Our test A4 was equipped with Audi’s Tiptronic eight-speed automatic transmission. It’s paddle-shifted, and although if can be left in full automatic mode, we don’t recommend it. There’s nothing wrong with the automatic mode. It just seems like a waste of paddles and a missed opportunity to play with the aforementioned engine.
No doubt that’s what those who specify the six-speed manual transmission get as well, but we can’t comment on the feel and operation of the do-it-yourself gearbox, we’ll note that it’s one of a shrinking breed. You know who and the other guy too don’t have it. Choose accordingly.
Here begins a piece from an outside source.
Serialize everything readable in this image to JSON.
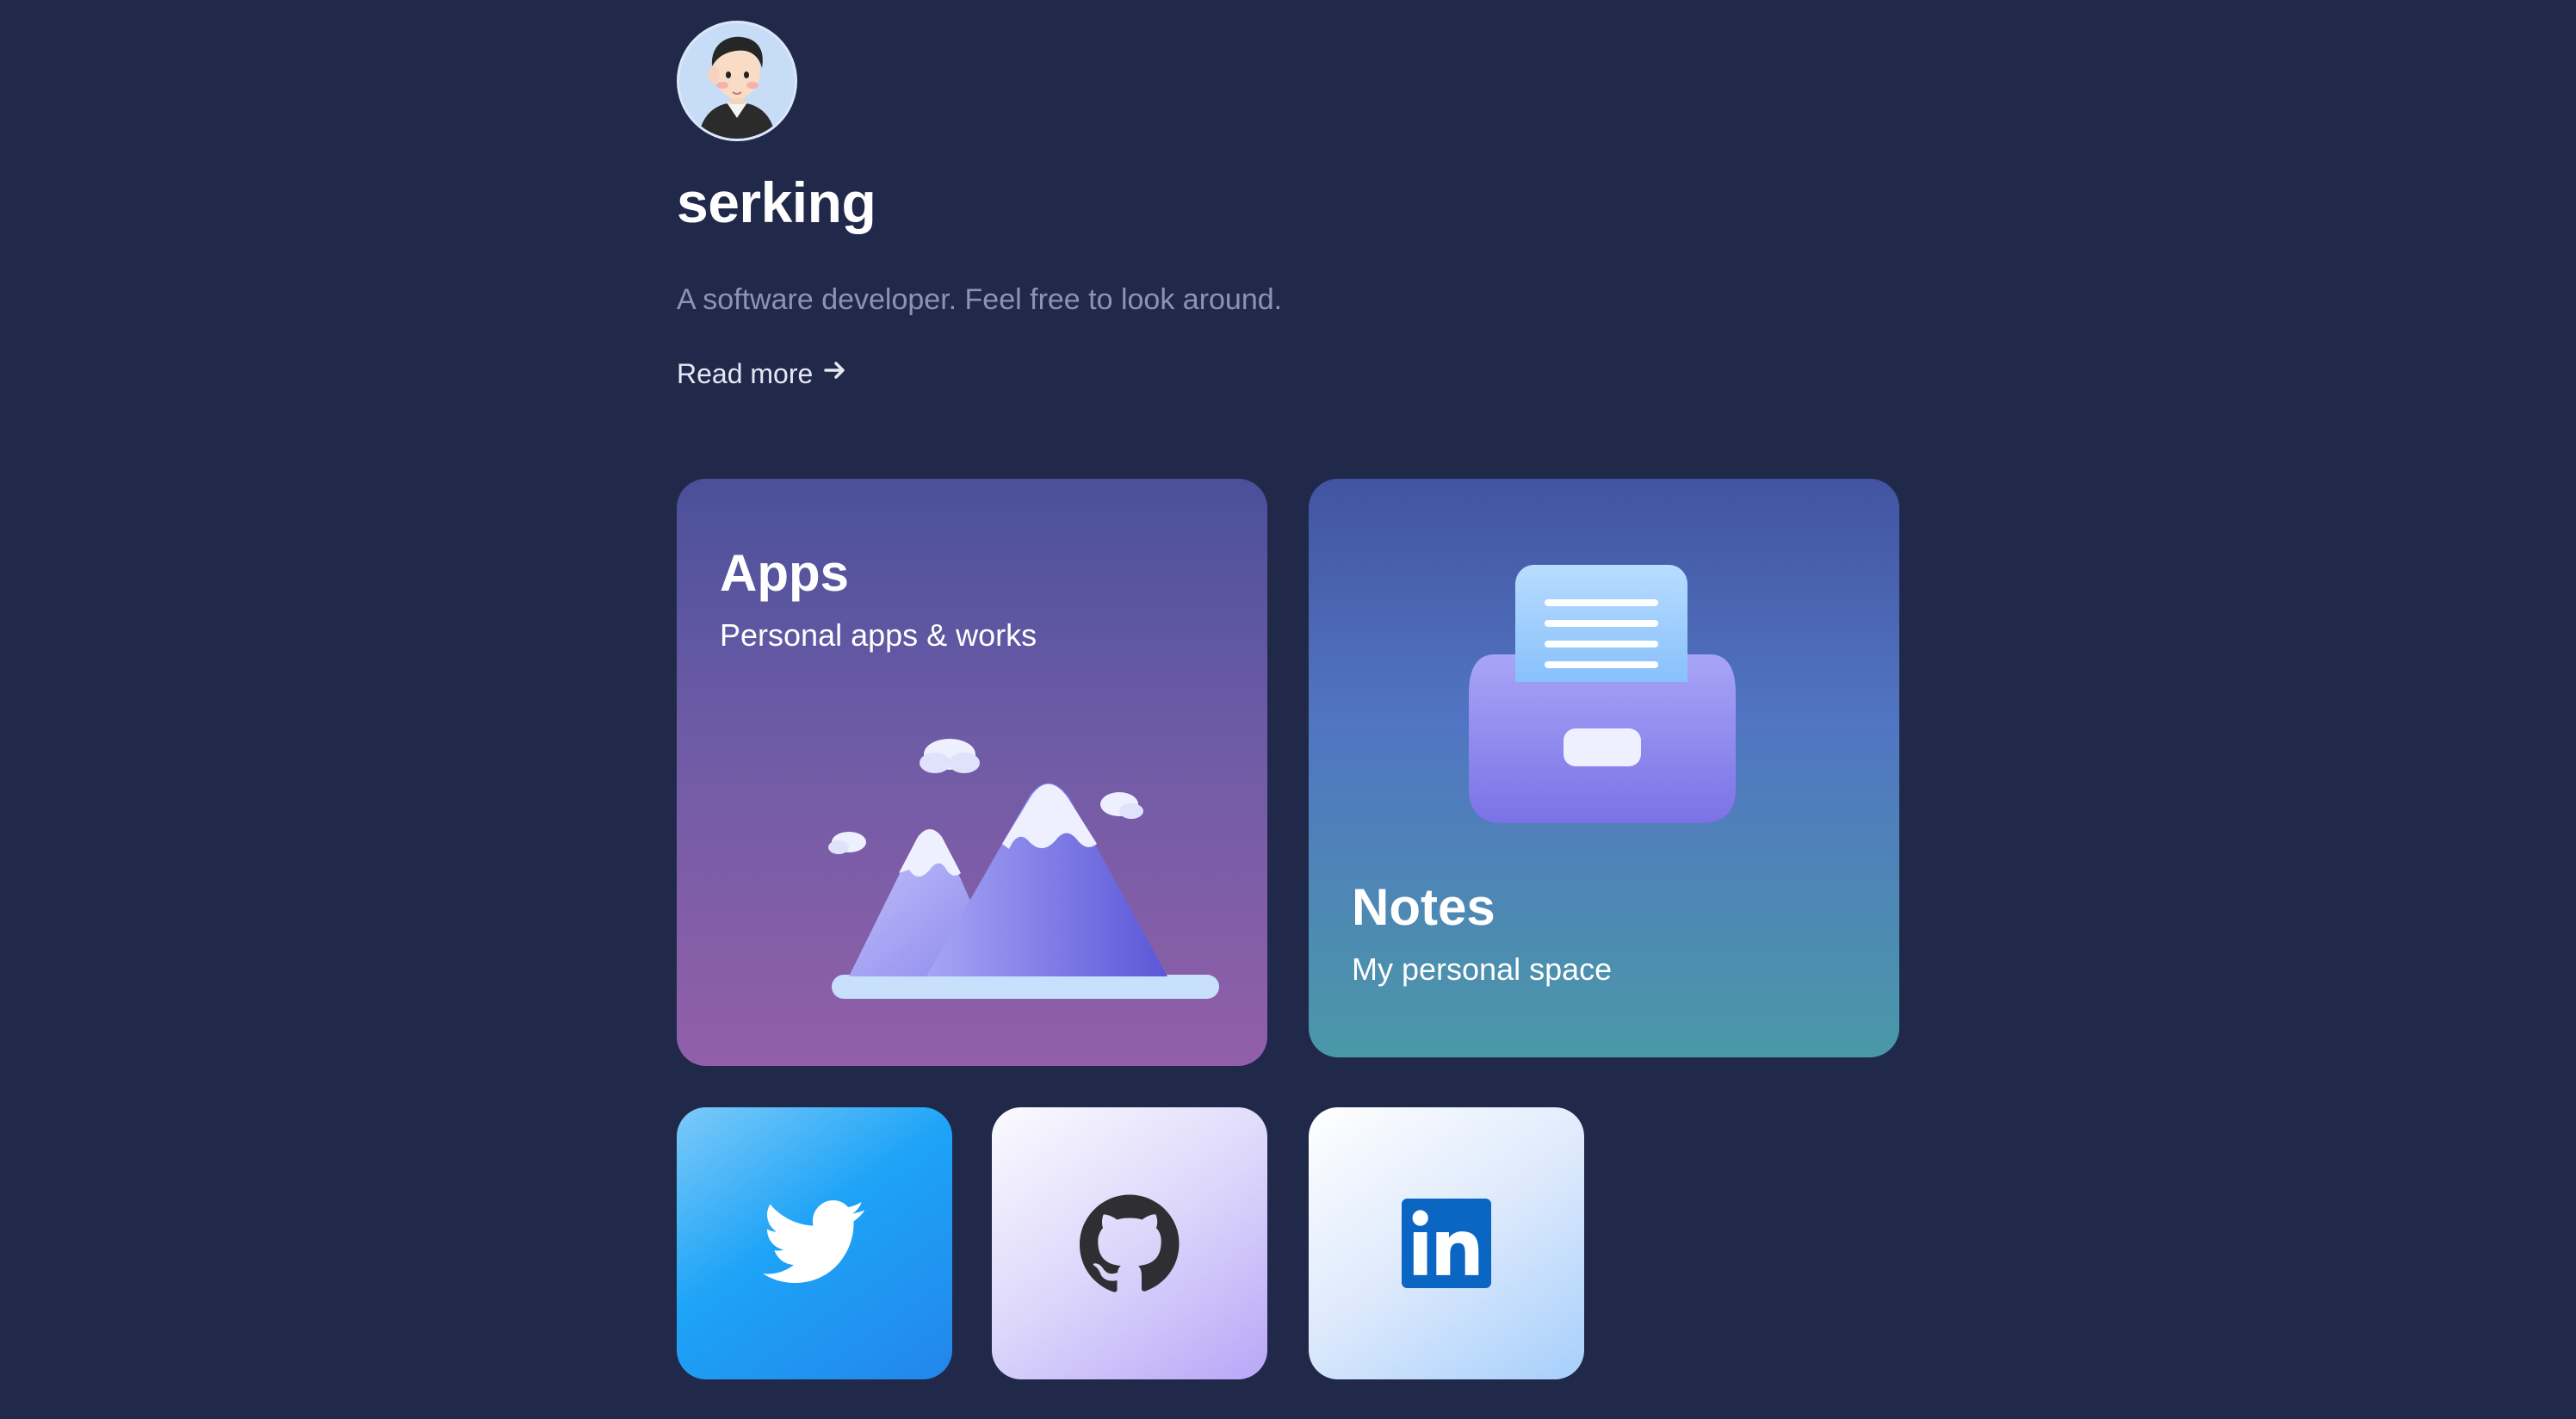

Audi, of course, is famous for its quattro all-wheel drive, and in fact, the Tiptronic automatic and the manual transmissions are available only with that drivetrain. However, those with a less sporty driving attitude, and in sunshine states and who don’t mind front wheel drive (and the better fuel economy that comes with it) can get a front drive Audi A4, but it’s available only with a continuously variable transmission (CVT).
For those who haven’t driven an A4 in some time, it’s grown. The new Audi A3 sedan measures within an inch of the three major exterior dimensions of the A4 of ten years ago, and the A4 is commensurately larger.
The increased exterior size is reflected in the interior. The overall volume of the back seat area is not only greater, legroom is maximized with carved-out front seatbacks for better knee room, and generous toe room under the front seats makes the most of the space available. Getting those number nines inside is a challenge however, with limited space between the seat and B-pillar.
Up front, the sport seats formerly optional as part of the S line package but now standard are well bolstered to live up to their name, though unlike some sport seats, comfort is not limited to the dinky of derriere.
The dash is what copywriters usually call driver-centric. It’s not so much split by a center stack but rather all the gauges and controls are covered under a single hood. The major gauges are classic white on black with red needles, separated by a full color driver information display. The center multi-information display has a screen that’s controlled by a twist knob on the center console with four buttons around it that select major functions. It’s largely intuitive although due for an update to keep up with the state of the art. By not being a touch screen, it can be high and far enough away for easy viewing without a lot of eye focus changing, important for the bifocal crowd but helpful for everyone else.